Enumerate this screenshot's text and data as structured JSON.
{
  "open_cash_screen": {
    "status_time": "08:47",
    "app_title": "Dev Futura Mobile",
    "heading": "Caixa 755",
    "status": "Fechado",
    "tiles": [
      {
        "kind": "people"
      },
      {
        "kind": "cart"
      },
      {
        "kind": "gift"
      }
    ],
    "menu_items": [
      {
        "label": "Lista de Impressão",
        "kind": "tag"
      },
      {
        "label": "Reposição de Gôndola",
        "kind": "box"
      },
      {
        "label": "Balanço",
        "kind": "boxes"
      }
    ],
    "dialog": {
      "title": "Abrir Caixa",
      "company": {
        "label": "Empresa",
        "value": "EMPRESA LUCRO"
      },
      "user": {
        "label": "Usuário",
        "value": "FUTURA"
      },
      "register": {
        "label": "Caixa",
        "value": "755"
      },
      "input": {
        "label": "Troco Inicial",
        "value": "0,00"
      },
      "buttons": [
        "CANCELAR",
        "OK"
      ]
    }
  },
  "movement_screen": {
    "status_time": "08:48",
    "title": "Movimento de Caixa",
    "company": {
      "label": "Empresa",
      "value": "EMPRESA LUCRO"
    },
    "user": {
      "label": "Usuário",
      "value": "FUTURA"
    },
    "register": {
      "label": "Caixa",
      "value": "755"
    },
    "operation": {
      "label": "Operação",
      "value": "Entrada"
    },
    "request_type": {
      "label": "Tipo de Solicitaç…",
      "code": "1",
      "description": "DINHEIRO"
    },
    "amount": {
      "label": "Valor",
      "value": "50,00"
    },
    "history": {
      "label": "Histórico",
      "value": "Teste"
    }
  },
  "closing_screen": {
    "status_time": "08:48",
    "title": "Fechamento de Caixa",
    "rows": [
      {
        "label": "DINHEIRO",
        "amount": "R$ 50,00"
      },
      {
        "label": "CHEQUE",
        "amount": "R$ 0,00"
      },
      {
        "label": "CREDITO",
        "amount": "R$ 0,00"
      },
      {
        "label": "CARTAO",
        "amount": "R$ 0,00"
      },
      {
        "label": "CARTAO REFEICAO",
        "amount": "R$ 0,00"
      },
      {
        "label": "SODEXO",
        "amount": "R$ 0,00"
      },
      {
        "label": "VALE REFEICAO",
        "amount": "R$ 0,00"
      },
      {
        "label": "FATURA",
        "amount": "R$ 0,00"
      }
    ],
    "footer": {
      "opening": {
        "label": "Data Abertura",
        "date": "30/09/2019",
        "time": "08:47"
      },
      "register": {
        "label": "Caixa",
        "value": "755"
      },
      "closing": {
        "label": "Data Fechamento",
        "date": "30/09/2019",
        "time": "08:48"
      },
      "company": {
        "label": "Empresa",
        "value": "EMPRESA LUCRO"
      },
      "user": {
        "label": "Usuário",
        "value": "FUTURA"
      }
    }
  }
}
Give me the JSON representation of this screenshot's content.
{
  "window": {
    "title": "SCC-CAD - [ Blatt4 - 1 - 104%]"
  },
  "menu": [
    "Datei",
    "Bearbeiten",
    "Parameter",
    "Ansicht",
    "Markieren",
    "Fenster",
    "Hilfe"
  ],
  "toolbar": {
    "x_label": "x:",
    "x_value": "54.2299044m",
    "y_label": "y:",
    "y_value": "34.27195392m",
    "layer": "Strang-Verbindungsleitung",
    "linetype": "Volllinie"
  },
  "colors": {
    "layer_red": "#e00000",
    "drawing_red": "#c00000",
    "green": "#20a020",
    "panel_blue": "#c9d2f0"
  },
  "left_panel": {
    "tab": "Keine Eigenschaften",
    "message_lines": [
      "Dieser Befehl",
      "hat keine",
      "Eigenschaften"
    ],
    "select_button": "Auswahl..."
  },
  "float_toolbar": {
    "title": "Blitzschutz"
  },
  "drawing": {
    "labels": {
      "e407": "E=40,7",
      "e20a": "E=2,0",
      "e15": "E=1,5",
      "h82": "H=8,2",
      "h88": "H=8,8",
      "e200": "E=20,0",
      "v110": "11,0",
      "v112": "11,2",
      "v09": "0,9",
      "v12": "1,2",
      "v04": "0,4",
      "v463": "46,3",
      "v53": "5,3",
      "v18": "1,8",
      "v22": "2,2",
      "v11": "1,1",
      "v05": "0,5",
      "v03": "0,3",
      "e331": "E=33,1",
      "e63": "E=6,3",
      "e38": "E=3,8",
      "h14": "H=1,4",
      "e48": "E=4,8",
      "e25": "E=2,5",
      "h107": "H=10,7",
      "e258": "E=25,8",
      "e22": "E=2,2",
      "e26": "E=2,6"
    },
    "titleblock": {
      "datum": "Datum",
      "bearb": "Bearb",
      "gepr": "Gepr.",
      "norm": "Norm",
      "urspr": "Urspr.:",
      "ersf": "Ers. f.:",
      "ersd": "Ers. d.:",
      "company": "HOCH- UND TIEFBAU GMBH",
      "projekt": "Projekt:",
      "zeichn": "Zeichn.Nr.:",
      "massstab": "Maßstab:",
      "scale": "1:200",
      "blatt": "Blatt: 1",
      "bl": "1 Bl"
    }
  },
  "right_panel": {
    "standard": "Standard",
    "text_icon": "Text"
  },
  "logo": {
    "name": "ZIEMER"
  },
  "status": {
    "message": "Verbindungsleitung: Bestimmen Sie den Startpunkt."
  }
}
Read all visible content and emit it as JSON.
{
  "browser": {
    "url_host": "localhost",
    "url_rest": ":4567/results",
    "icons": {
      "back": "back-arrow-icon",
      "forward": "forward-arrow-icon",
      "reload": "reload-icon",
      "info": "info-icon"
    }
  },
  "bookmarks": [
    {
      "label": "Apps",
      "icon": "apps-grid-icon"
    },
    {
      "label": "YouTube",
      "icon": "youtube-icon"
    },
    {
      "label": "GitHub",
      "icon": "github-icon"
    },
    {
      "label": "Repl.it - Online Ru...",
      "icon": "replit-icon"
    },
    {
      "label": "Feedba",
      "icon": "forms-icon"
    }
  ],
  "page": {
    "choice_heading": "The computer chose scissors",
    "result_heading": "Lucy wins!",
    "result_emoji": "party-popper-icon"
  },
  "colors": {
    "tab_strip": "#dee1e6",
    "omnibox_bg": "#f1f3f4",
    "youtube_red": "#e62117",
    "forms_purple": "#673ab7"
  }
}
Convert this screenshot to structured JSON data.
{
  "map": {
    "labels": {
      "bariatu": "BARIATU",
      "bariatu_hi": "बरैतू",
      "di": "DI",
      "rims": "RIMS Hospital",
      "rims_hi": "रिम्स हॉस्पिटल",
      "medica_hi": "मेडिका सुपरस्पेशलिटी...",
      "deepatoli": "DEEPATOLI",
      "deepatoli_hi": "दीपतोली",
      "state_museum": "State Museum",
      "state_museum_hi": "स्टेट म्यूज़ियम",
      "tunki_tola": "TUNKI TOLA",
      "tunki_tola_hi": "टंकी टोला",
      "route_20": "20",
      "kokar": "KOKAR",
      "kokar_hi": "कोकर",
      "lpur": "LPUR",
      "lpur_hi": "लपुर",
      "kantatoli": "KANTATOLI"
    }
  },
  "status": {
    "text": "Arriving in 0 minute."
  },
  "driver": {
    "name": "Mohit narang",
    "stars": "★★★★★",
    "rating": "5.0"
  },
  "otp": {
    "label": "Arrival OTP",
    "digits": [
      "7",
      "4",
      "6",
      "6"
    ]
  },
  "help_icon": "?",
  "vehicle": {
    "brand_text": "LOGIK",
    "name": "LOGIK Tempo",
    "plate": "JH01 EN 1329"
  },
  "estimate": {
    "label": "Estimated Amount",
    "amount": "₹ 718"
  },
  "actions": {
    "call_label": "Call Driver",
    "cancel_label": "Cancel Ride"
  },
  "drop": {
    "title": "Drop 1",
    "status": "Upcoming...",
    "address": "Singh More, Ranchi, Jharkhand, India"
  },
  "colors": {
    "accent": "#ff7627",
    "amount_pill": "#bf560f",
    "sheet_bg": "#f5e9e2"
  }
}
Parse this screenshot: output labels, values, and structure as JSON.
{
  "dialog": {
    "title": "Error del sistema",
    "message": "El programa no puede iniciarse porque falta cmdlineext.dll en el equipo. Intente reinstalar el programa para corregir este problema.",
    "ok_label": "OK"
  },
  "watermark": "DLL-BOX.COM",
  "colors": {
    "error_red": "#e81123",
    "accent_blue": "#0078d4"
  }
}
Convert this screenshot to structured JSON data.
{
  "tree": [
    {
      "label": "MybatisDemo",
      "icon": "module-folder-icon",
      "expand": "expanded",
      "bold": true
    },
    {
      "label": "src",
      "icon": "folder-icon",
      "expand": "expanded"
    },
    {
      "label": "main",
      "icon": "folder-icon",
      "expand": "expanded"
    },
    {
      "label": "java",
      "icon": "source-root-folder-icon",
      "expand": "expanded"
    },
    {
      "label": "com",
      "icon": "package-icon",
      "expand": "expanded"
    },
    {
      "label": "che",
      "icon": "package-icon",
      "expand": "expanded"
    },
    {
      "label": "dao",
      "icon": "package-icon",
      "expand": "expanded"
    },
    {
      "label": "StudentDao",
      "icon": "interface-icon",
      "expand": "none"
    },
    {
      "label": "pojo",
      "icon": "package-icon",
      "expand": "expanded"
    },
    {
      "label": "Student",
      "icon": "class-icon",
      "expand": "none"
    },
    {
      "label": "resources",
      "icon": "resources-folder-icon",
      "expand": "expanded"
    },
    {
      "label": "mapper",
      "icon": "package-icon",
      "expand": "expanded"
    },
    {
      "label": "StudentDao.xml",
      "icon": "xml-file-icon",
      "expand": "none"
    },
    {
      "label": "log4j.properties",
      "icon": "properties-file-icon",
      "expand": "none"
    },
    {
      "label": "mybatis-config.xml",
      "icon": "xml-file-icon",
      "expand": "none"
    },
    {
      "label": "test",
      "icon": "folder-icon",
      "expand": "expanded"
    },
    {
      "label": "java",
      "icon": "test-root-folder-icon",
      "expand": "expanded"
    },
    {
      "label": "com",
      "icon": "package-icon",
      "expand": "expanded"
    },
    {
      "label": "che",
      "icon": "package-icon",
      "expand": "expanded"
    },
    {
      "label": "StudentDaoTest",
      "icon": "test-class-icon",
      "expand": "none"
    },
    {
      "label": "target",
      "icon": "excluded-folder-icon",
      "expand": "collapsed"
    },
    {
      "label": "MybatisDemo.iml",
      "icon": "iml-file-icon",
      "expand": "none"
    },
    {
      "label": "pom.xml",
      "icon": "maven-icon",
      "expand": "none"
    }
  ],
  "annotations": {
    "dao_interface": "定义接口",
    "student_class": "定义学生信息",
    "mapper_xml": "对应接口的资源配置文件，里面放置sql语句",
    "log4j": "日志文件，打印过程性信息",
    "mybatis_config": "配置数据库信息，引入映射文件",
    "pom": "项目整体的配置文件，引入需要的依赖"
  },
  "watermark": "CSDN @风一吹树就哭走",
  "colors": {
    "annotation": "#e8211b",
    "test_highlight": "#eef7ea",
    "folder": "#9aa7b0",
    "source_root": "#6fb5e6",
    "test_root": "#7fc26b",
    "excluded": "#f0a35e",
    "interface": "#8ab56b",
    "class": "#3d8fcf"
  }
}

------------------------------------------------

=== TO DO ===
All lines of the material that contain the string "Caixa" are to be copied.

=== REPLY TO THE EXERCISE ===
    "heading": "Caixa 755",
      "title": "Abrir Caixa",
        "label": "Caixa",
    "title": "Movimento de Caixa",
      "label": "Caixa",
    "title": "Fechamento de Caixa",
        "label": "Caixa",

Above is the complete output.